In 1990’s Gulf War by contrast, the spot market had grown from a few percent to a large fraction of traded oil, and those companies and countries that lost supplies from Iraq and Kuwait could easily find new sources. Although prices surged briefly, the loss of 6 million barrels per day of supply from those two countries had much less impact than a similar loss during the Iranian Revolution.
However, if future exports and imports are dominated by a few NOCs, a sudden shortfall might calcify the market once again, as governments order their NOCs not to share supplies and the spot markets dry up — with the few available barrels bid up to astronomical levels. While this would not directly affect the economies that had cut oil use, soaring oil prices would hurt countries outside the OECD which could create new supply chain problems.
The price spike would also be politically destabilizing, affecting trade and the global economy.
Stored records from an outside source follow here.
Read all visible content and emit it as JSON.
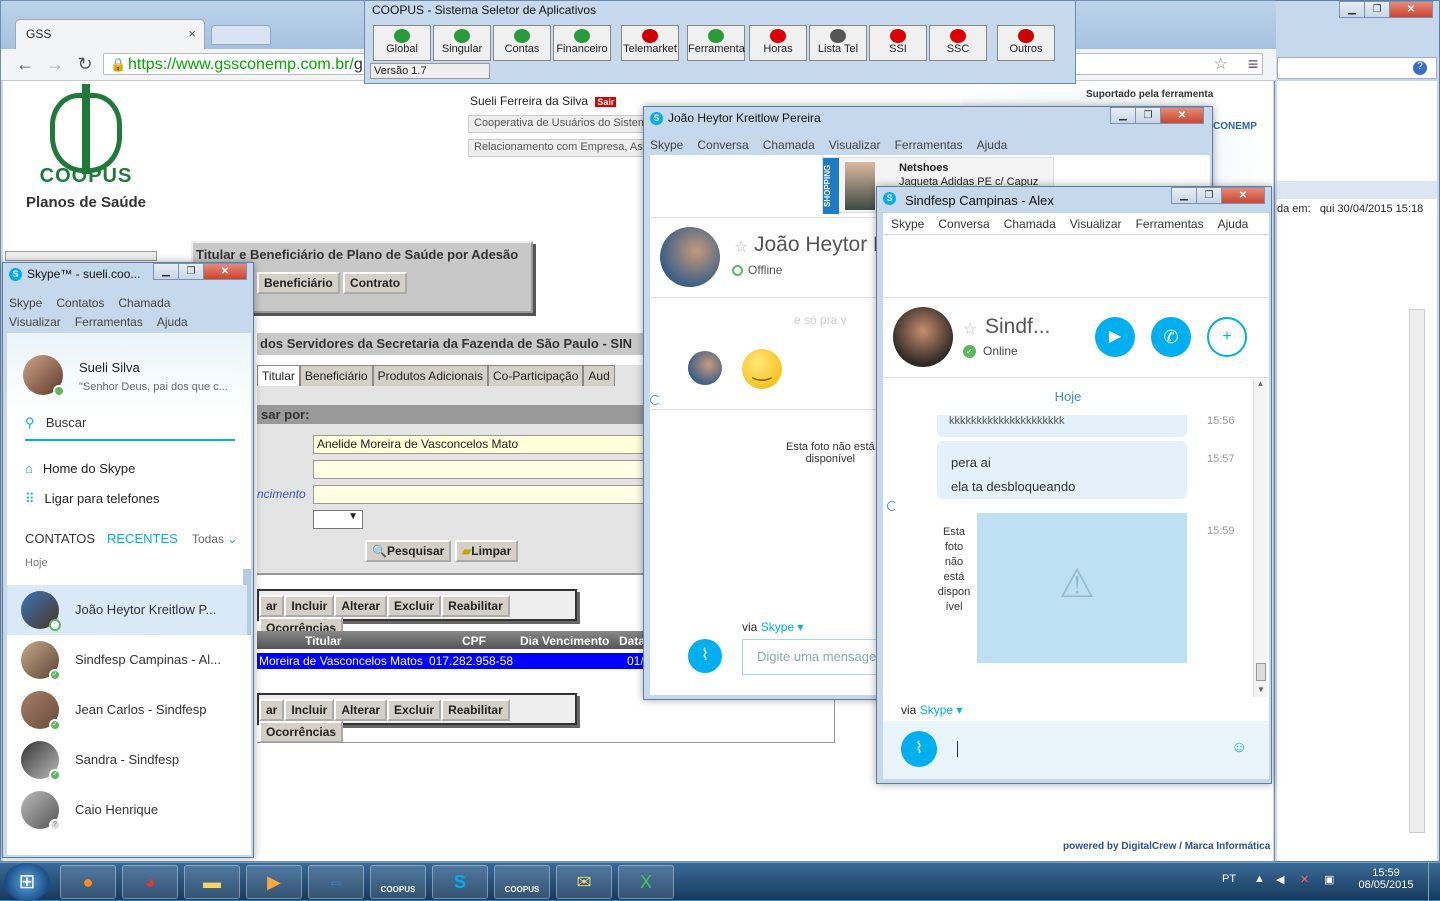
{
  "browser": {
    "tab_title": "GSS",
    "tab_close": "×",
    "url_domain": "https://www.gssconemp.com.br/",
    "url_rest": "g"
  },
  "coopus": {
    "title": "COOPUS - Sistema Seletor de Aplicativos",
    "version": "Versão 1.7",
    "apps": [
      "Global",
      "Singular",
      "Contas",
      "Financeiro",
      "Telemarket",
      "Ferramenta",
      "Horas",
      "Lista Tel",
      "SSI",
      "SSC",
      "Outros"
    ]
  },
  "page": {
    "logo_text": "COOPUS",
    "logo_subtitle": "Planos de Saúde",
    "user": "Sueli Ferreira da Silva",
    "logout": "Sair",
    "link1": "Cooperativa de Usuários do Sistem",
    "link2": "Relacionamento com Empresa, Ass",
    "supported": "Suportado pela ferramenta",
    "conemp": "CONEMP",
    "section_title": "Titular e Beneficiário de Plano de Saúde por Adesão",
    "btn_beneficiario": "Beneficiário",
    "btn_contrato": "Contrato",
    "org_title": "dos Servidores da Secretaria da Fazenda de São Paulo - SIN",
    "tabs": [
      "Titular",
      "Beneficiário",
      "Produtos Adicionais",
      "Co-Participação",
      "Aud"
    ],
    "search_by": "sar por:",
    "name_value": "Anelide Moreira de Vasconcelos Mato",
    "vencimento_label": "ncimento",
    "pesquisar": "Pesquisar",
    "limpar": "Limpar",
    "actions": [
      "ar",
      "Incluir",
      "Alterar",
      "Excluir",
      "Reabilitar",
      "Ocorrências"
    ],
    "table_headers": [
      "Titular",
      "CPF",
      "Dia Vencimento",
      "Data"
    ],
    "row": {
      "titular": "Moreira de Vasconcelos Matos",
      "cpf": "017.282.958-58",
      "data": "01/"
    },
    "footer_powered": "powered by DigitalCrew",
    "footer_sep": "/",
    "footer_marca": "Marca Informática"
  },
  "bg_right": {
    "data_em_label": "da em:",
    "data_em_value": "qui 30/04/2015 15:18"
  },
  "skype_main": {
    "title": "Skype™ - sueli.coo...",
    "menu1": [
      "Skype",
      "Contatos",
      "Chamada"
    ],
    "menu2": [
      "Visualizar",
      "Ferramentas",
      "Ajuda"
    ],
    "user_name": "Sueli Silva",
    "user_mood": "\"Senhor Deus, pai dos que c...",
    "search": "Buscar",
    "home": "Home do Skype",
    "call_phones": "Ligar para telefones",
    "tab_contacts": "CONTATOS",
    "tab_recent": "RECENTES",
    "filter": "Todas",
    "today_label": "Hoje",
    "contacts": [
      "João Heytor Kreitlow P...",
      "Sindfesp Campinas - Al...",
      "Jean Carlos - Sindfesp",
      "Sandra - Sindfesp",
      "Caio Henrique"
    ]
  },
  "skype_joao": {
    "title": "João Heytor Kreitlow Pereira",
    "menu": [
      "Skype",
      "Conversa",
      "Chamada",
      "Visualizar",
      "Ferramentas",
      "Ajuda"
    ],
    "ad_shopping": "SHOPPING",
    "ad_brand": "Netshoes",
    "ad_text": "Jaqueta Adidas PE c/ Capuz",
    "name": "João Heytor K",
    "status": "Offline",
    "faded": "e só pra v",
    "photo_na_1": "Esta foto não está",
    "photo_na_2": "disponível",
    "via": "via",
    "skype_link": "Skype",
    "input_placeholder": "Digite uma mensage"
  },
  "skype_sind": {
    "title": "Sindfesp Campinas - Alex",
    "menu": [
      "Skype",
      "Conversa",
      "Chamada",
      "Visualizar",
      "Ferramentas",
      "Ajuda"
    ],
    "name": "Sindf...",
    "status": "Online",
    "today": "Hoje",
    "msg1": "kkkkkkkkkkkkkkkkkkkkk",
    "time1": "15:56",
    "msg2a": "pera ai",
    "msg2b": "ela ta desbloqueando",
    "time2": "15:57",
    "photo_na": "Esta foto não está disponível",
    "time3": "15:59",
    "via": "via",
    "skype_link": "Skype"
  },
  "taskbar": {
    "lang": "PT",
    "time": "15:59",
    "date": "08/05/2015",
    "coopus1": "COOPUS",
    "coopus2": "COOPUS"
  },
  "colors": {
    "skype_blue": "#00aff0",
    "online": "#5cb85c",
    "row_highlight": "#0000ff"
  }
}
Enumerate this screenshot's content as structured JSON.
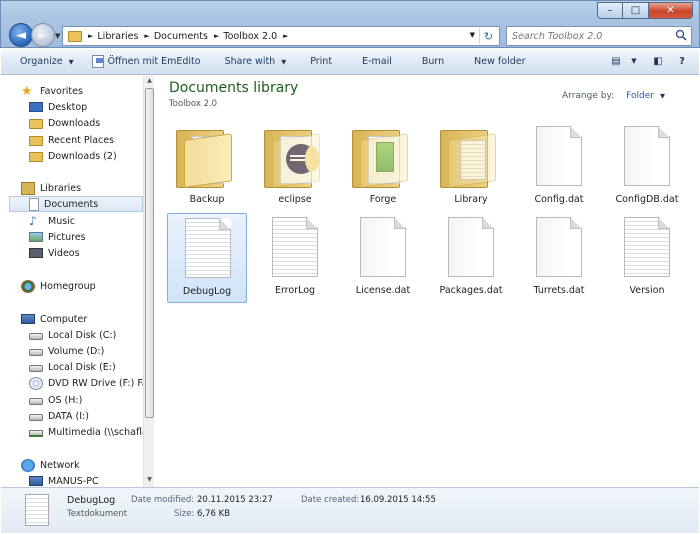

If the half of the world that still relies on oil sinks into recession, the rest of the world will almost certainly follow suit.
Michael C. Lynch is a Distinguished Fellow at the Energy Policy Research Foundation (EPRINC) and president of consultancy Strategic Energy & Economic Research. He has extensive experience in upstream policy, energy security, market forecasting and developments in the oil and gas industry.